It is interesting to note that the visit to the pool of St. Catherine proves to be the catalyst that spurs Gortchakov to action. Historically, the therapeutic hot springs pools of Bagno Vignoni were constructed to alleviate the suffering of the ill. Furthermore, St. Catherine of Siena, after whom the pool was named, was an advocate for the reunification of the Eastern (Orthodox) Church and the Western (Roman Papal) Church during the Great Schism of the Ecumenical Church. Figuratively, Gortchakov, too, is a supplicant to the pool of St. Catherine seeking to heal the sickness within his divided soul. In essence, Gortchakov’s uneventful biographic research trip has evolved into a personal pilgrimage to find unity within himself.
Domenico ultimately accepts the company of the attentive Gortchakov, and invites him to the abandoned house where he had kept his family in captivity. Domenico reflects on the folly of his actions as a desperate and selfish attempt to spare his family from a self-destructive and dying world. He implores Gortchakov to perform a seemingly innocuous task that he, considered mentally unstable by the villagers, is unable to execute: to cross the pool of St. Catherine with a lighted candle, as part of a greater redemptive design. Gortchakov is reluctant to undertake Domenico’s illogical request, but is intrigued by the fragmented messenger, and does not refuse him. He spurns the sensual Eugenia who inevitably leaves him, preferring to immerse himself in the solitude of his surreal memories and vague conversations with Domenico. Separated from his family, far from his homeland, and now alone, Gortchakov slips further into a state of profound isolation and unrequited longing, his own spiritual nostalghia.

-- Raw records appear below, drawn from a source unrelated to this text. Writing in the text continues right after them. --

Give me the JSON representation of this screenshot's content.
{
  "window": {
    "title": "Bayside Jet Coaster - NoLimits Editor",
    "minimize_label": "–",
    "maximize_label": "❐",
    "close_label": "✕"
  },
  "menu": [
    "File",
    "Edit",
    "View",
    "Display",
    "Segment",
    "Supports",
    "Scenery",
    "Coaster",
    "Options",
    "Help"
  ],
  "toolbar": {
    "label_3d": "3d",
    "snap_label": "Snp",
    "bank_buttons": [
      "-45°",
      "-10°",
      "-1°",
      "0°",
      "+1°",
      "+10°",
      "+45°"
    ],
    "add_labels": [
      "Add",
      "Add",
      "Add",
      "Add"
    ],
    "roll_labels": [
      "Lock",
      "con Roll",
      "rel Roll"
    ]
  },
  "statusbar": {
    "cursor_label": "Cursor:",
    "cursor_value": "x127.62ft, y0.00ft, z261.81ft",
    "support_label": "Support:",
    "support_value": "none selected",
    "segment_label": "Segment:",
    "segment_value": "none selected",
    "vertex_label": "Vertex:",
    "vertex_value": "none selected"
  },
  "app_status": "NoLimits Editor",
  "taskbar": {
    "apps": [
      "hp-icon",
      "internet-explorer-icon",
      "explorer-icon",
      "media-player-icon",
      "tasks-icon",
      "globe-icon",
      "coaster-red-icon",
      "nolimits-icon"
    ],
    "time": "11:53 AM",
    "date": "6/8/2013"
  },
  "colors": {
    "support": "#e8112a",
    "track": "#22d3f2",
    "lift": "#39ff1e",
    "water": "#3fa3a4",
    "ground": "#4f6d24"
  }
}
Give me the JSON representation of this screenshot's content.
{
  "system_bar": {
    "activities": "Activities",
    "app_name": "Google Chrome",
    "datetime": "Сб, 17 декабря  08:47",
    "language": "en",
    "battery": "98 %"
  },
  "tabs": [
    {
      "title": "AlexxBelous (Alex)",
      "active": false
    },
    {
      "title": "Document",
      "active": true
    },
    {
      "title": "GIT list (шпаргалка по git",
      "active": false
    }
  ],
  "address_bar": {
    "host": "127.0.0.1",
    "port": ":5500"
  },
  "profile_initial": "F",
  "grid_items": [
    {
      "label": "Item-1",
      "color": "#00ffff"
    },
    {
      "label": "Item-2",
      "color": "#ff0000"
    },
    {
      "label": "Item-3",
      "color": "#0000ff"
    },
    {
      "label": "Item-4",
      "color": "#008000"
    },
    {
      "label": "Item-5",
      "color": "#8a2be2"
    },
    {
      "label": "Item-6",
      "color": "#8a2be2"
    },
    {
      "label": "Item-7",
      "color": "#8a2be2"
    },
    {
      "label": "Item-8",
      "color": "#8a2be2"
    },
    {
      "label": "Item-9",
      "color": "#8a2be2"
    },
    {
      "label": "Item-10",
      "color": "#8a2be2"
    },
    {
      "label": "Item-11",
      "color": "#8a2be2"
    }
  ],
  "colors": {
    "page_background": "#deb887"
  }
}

Tarkovsky’s personal struggle between love of country and creative freedom culminated during the filming ofNostalghia, and inevitably led to his defection to the West in 1983 with his wife, Larissa, leaving behind their son, Andriuschka, in the Soviet Union. Through the melancholic Gortchakov, Tarkovsky attempts to reconcile his own feelings of emotional abandonment, loss of cultural identity, alienation, and artistic need. The astonishing final shot shows Gortchakov in the foreground of an ethereal coexistence between the two worlds, as the Russian farmhouse becomes encapsulated within the arching walls of a Roman cathedral. It is both an idealized and an ominous closure, as the muted colors of the Russian landscape now suffuse the Italian streets, tainting them with the pallid hues of unrequited longing-a tenuous reunification of the spiritual schism within Gortchakov’s soul.